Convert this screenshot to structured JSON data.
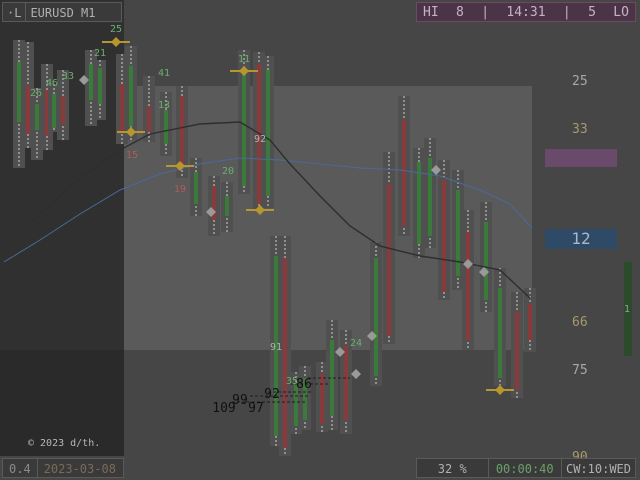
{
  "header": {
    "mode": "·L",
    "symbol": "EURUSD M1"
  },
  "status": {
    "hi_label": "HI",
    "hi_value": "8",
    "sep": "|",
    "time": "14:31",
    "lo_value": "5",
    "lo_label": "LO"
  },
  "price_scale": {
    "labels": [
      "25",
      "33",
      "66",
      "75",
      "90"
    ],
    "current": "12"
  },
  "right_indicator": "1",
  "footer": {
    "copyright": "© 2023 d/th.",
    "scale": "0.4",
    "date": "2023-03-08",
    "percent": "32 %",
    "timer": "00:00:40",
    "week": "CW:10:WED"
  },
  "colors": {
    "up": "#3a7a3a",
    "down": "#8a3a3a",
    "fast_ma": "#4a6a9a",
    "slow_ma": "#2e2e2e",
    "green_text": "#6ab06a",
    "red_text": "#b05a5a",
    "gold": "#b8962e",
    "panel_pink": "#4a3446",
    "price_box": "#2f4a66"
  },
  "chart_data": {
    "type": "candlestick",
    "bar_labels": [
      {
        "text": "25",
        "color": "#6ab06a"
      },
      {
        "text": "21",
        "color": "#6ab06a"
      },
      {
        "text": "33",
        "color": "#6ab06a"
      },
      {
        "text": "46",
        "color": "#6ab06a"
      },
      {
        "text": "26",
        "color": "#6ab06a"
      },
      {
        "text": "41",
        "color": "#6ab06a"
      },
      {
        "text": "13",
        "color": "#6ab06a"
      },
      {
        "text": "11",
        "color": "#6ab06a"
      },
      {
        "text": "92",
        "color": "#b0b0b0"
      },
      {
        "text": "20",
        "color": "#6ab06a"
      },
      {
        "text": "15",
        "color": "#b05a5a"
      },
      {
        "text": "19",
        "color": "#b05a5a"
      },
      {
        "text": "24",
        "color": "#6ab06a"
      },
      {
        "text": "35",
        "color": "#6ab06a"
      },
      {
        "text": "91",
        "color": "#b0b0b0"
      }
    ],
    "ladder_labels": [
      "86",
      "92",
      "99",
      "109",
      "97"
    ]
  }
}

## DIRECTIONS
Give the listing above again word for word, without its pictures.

## ANSWER TO THIS PROBLEM
Convert this screenshot to structured JSON data.
{
  "header": {
    "mode": "·L",
    "symbol": "EURUSD M1"
  },
  "status": {
    "hi_label": "HI",
    "hi_value": "8",
    "sep": "|",
    "time": "14:31",
    "lo_value": "5",
    "lo_label": "LO"
  },
  "price_scale": {
    "labels": [
      "25",
      "33",
      "66",
      "75",
      "90"
    ],
    "current": "12"
  },
  "right_indicator": "1",
  "footer": {
    "copyright": "© 2023 d/th.",
    "scale": "0.4",
    "date": "2023-03-08",
    "percent": "32 %",
    "timer": "00:00:40",
    "week": "CW:10:WED"
  },
  "colors": {
    "up": "#3a7a3a",
    "down": "#8a3a3a",
    "fast_ma": "#4a6a9a",
    "slow_ma": "#2e2e2e",
    "green_text": "#6ab06a",
    "red_text": "#b05a5a",
    "gold": "#b8962e",
    "panel_pink": "#4a3446",
    "price_box": "#2f4a66"
  },
  "chart_data": {
    "type": "candlestick",
    "bar_labels": [
      {
        "text": "25",
        "color": "#6ab06a"
      },
      {
        "text": "21",
        "color": "#6ab06a"
      },
      {
        "text": "33",
        "color": "#6ab06a"
      },
      {
        "text": "46",
        "color": "#6ab06a"
      },
      {
        "text": "26",
        "color": "#6ab06a"
      },
      {
        "text": "41",
        "color": "#6ab06a"
      },
      {
        "text": "13",
        "color": "#6ab06a"
      },
      {
        "text": "11",
        "color": "#6ab06a"
      },
      {
        "text": "92",
        "color": "#b0b0b0"
      },
      {
        "text": "20",
        "color": "#6ab06a"
      },
      {
        "text": "15",
        "color": "#b05a5a"
      },
      {
        "text": "19",
        "color": "#b05a5a"
      },
      {
        "text": "24",
        "color": "#6ab06a"
      },
      {
        "text": "35",
        "color": "#6ab06a"
      },
      {
        "text": "91",
        "color": "#b0b0b0"
      }
    ],
    "ladder_labels": [
      "86",
      "92",
      "99",
      "109",
      "97"
    ]
  }
}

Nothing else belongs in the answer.